According to the minister, the central crisis staff and secret services are looking for solutions to set up the issuance of visas to students from Russia and Belarus who need them to enroll. The Minister did not describe a specific procedure for resolving this situation. However, according to him, granting asylum will be crucial. “I’m afraid in many cases it may not be granted,” he added. He plans to consider one specific case after another.
An open letter from the Russian-speaking community
In response to Minister Gazdík’s statement, the Russian-speaking community of Brno sent an open letter to the Ministry and the Rectors’ Conference. In it, it primarily seeks equal access to all students.
“Therefore, we would like to ask you not to make decisions based on assumptions. Students from Russia and Belarus living in the Czech Republic openly express their disapproval of the war in Ukraine. (…) Please do not impose sanctions on students from Russia and Belarus that prevent them from being admitted to Czech universities, and do not exclude students from these nationalities who are already studying at universities, ”the letter reads.
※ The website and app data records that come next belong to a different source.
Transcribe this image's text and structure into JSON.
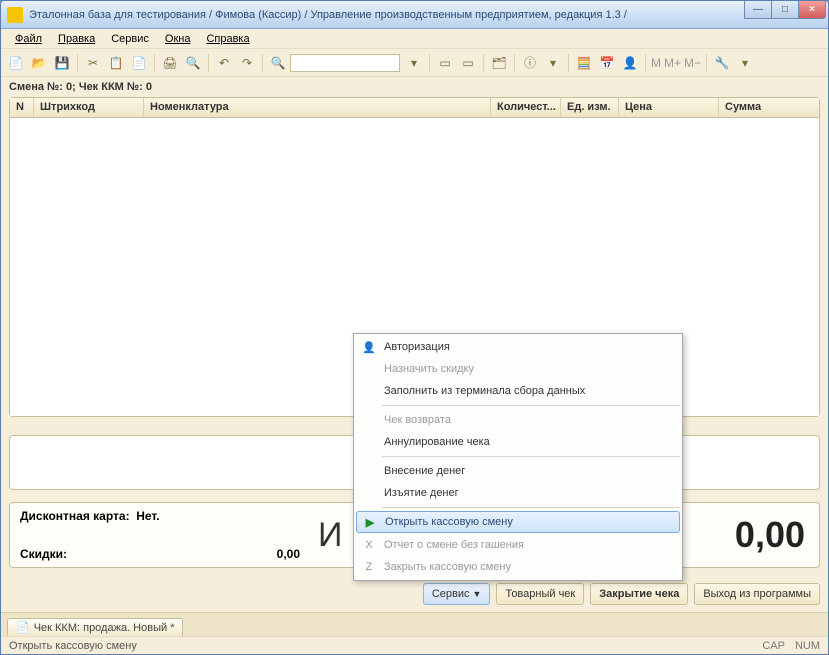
{
  "window": {
    "title": "Эталонная база для тестирования / Фимова (Кассир) /  Управление производственным предприятием, редакция 1.3 /",
    "min_glyph": "—",
    "max_glyph": "□",
    "close_glyph": "×"
  },
  "menu": {
    "file": "Файл",
    "edit": "Правка",
    "service": "Сервис",
    "windows": "Окна",
    "help": "Справка"
  },
  "toolbar": {
    "textfield_value": "",
    "m": "M",
    "mplus": "M+",
    "mminus": "M−"
  },
  "header": {
    "shift_line": "Смена №: 0; Чек ККМ №: 0"
  },
  "grid": {
    "columns": {
      "n": "N",
      "barcode": "Штрихкод",
      "nom": "Номенклатура",
      "qty": "Количест...",
      "uom": "Ед. изм.",
      "price": "Цена",
      "sum": "Сумма"
    }
  },
  "bottom": {
    "discount_card_label": "Дисконтная карта:",
    "discount_card_value": "Нет.",
    "discounts_label": "Скидки:",
    "discounts_value": "0,00",
    "big_fragment": "И",
    "total": "0,00"
  },
  "buttons": {
    "service": "Сервис",
    "receipt": "Товарный чек",
    "close_check": "Закрытие чека",
    "exit": "Выход из программы"
  },
  "tab": {
    "label": "Чек ККМ: продажа. Новый *"
  },
  "status": {
    "text": "Открыть кассовую смену",
    "cap": "CAP",
    "num": "NUM"
  },
  "context_menu": {
    "auth": "Авторизация",
    "assign_discount": "Назначить скидку",
    "fill_terminal": "Заполнить из терминала сбора данных",
    "return_check": "Чек возврата",
    "annul": "Аннулирование чека",
    "deposit": "Внесение денег",
    "withdraw": "Изъятие денег",
    "open_shift": "Открыть кассовую смену",
    "report_no_reset": "Отчет о смене без гашения",
    "close_shift": "Закрыть кассовую смену"
  }
}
They point out that for most students from Russia and Belarus, studying in the Czech Republic has a chance to become part of a free society and pursue their interests.
Brno has not yet received a reply to its open letter. Neither from the Ministry of Education nor from the Rectors’ Conference.
He later told CNN Prima News that schools reported more Russian and Belarusian students. However, as follows from the findings of the List of Reports, most universities from these two countries do not register a significant increase in the number of applications from the ongoing admission procedure.
For example, at the Brno University of Technology, to which Minister Gazdík refers in the interview, they register roughly the same number of applicants from Russia as at this time last year – 836 this year, 843 last year.
“It simply came to our notice then. It should be noted that students from Russia and the former Eastern bloc have long been interested in studying in the Czech Republic, ideally in Czech, because it is free for them regardless of nationality, “adds school spokeswoman Radana Koudelová.
However, two universities are actually reporting an increase in interest in studying, especially among Russians. Although the University of Chemical Technology has comprehensive data only from bachelor’s studies, the number of applications is half as high as last year. 252 Russians want to study at the school. The number of applications also increased to the Czech University of Agriculture, by 30 percent in the case of Russians and by 35 percent in the case of Belarusians, so it is about 2.5 thousand and 200 applications, respectively.